* **Data supplied**
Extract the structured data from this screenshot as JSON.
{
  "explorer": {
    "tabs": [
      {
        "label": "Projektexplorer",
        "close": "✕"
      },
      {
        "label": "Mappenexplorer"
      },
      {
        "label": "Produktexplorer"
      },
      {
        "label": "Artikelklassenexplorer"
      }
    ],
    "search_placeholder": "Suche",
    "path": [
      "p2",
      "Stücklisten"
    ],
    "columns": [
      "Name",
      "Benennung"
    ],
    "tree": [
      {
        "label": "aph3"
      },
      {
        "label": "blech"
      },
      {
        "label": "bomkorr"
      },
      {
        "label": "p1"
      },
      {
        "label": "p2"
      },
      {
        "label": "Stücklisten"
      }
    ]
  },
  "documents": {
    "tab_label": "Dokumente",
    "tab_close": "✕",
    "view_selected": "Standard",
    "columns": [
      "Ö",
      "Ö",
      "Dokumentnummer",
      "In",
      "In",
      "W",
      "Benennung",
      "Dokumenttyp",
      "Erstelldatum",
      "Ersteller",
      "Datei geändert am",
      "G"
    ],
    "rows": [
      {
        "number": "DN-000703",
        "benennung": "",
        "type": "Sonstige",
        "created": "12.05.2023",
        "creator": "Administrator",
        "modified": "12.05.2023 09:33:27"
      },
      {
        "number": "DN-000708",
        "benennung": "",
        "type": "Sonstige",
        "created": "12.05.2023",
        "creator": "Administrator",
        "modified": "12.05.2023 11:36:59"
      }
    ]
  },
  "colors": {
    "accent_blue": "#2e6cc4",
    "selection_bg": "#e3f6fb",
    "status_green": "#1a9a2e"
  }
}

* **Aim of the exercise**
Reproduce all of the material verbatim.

* **Solution to this task**
Extract the structured data from this screenshot as JSON.
{
  "explorer": {
    "tabs": [
      {
        "label": "Projektexplorer",
        "close": "✕"
      },
      {
        "label": "Mappenexplorer"
      },
      {
        "label": "Produktexplorer"
      },
      {
        "label": "Artikelklassenexplorer"
      }
    ],
    "search_placeholder": "Suche",
    "path": [
      "p2",
      "Stücklisten"
    ],
    "columns": [
      "Name",
      "Benennung"
    ],
    "tree": [
      {
        "label": "aph3"
      },
      {
        "label": "blech"
      },
      {
        "label": "bomkorr"
      },
      {
        "label": "p1"
      },
      {
        "label": "p2"
      },
      {
        "label": "Stücklisten"
      }
    ]
  },
  "documents": {
    "tab_label": "Dokumente",
    "tab_close": "✕",
    "view_selected": "Standard",
    "columns": [
      "Ö",
      "Ö",
      "Dokumentnummer",
      "In",
      "In",
      "W",
      "Benennung",
      "Dokumenttyp",
      "Erstelldatum",
      "Ersteller",
      "Datei geändert am",
      "G"
    ],
    "rows": [
      {
        "number": "DN-000703",
        "benennung": "",
        "type": "Sonstige",
        "created": "12.05.2023",
        "creator": "Administrator",
        "modified": "12.05.2023 09:33:27"
      },
      {
        "number": "DN-000708",
        "benennung": "",
        "type": "Sonstige",
        "created": "12.05.2023",
        "creator": "Administrator",
        "modified": "12.05.2023 11:36:59"
      }
    ]
  },
  "colors": {
    "accent_blue": "#2e6cc4",
    "selection_bg": "#e3f6fb",
    "status_green": "#1a9a2e"
  }
}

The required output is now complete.